(Dataset rows describing interfaces)
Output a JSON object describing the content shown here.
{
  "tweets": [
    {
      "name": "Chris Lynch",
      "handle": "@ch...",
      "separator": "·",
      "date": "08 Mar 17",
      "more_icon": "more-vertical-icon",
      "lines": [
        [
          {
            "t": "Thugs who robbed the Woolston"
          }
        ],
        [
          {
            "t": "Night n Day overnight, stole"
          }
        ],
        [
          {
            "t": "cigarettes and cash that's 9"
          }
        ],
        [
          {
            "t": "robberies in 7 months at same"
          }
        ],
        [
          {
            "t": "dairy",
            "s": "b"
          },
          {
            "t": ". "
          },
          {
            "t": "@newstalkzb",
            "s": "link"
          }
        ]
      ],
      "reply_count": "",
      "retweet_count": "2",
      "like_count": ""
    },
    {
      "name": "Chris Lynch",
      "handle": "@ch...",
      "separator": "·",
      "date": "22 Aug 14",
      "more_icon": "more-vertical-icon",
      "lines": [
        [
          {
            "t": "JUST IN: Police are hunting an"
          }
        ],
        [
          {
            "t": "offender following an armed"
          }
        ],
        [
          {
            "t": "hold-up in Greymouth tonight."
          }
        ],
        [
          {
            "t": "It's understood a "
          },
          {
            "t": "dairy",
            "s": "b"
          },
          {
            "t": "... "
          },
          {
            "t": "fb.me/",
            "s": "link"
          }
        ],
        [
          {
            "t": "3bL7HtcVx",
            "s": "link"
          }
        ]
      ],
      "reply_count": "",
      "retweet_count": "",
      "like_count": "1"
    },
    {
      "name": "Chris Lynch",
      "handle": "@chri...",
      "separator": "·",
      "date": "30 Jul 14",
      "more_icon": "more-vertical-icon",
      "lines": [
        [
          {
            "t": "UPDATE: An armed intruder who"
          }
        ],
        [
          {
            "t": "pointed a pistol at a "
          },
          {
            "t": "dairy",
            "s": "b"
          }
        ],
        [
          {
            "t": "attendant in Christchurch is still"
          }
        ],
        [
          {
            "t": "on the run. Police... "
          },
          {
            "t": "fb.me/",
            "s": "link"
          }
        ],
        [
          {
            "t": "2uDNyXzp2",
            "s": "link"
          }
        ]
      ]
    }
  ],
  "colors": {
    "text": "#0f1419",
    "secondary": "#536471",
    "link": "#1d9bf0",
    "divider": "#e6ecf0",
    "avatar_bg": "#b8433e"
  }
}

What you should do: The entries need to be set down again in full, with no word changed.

Written response:
Output a JSON object describing the content shown here.
{
  "tweets": [
    {
      "name": "Chris Lynch",
      "handle": "@ch...",
      "separator": "·",
      "date": "08 Mar 17",
      "more_icon": "more-vertical-icon",
      "lines": [
        [
          {
            "t": "Thugs who robbed the Woolston"
          }
        ],
        [
          {
            "t": "Night n Day overnight, stole"
          }
        ],
        [
          {
            "t": "cigarettes and cash that's 9"
          }
        ],
        [
          {
            "t": "robberies in 7 months at same"
          }
        ],
        [
          {
            "t": "dairy",
            "s": "b"
          },
          {
            "t": ". "
          },
          {
            "t": "@newstalkzb",
            "s": "link"
          }
        ]
      ],
      "reply_count": "",
      "retweet_count": "2",
      "like_count": ""
    },
    {
      "name": "Chris Lynch",
      "handle": "@ch...",
      "separator": "·",
      "date": "22 Aug 14",
      "more_icon": "more-vertical-icon",
      "lines": [
        [
          {
            "t": "JUST IN: Police are hunting an"
          }
        ],
        [
          {
            "t": "offender following an armed"
          }
        ],
        [
          {
            "t": "hold-up in Greymouth tonight."
          }
        ],
        [
          {
            "t": "It's understood a "
          },
          {
            "t": "dairy",
            "s": "b"
          },
          {
            "t": "... "
          },
          {
            "t": "fb.me/",
            "s": "link"
          }
        ],
        [
          {
            "t": "3bL7HtcVx",
            "s": "link"
          }
        ]
      ],
      "reply_count": "",
      "retweet_count": "",
      "like_count": "1"
    },
    {
      "name": "Chris Lynch",
      "handle": "@chri...",
      "separator": "·",
      "date": "30 Jul 14",
      "more_icon": "more-vertical-icon",
      "lines": [
        [
          {
            "t": "UPDATE: An armed intruder who"
          }
        ],
        [
          {
            "t": "pointed a pistol at a "
          },
          {
            "t": "dairy",
            "s": "b"
          }
        ],
        [
          {
            "t": "attendant in Christchurch is still"
          }
        ],
        [
          {
            "t": "on the run. Police... "
          },
          {
            "t": "fb.me/",
            "s": "link"
          }
        ],
        [
          {
            "t": "2uDNyXzp2",
            "s": "link"
          }
        ]
      ]
    }
  ],
  "colors": {
    "text": "#0f1419",
    "secondary": "#536471",
    "link": "#1d9bf0",
    "divider": "#e6ecf0",
    "avatar_bg": "#b8433e"
  }
}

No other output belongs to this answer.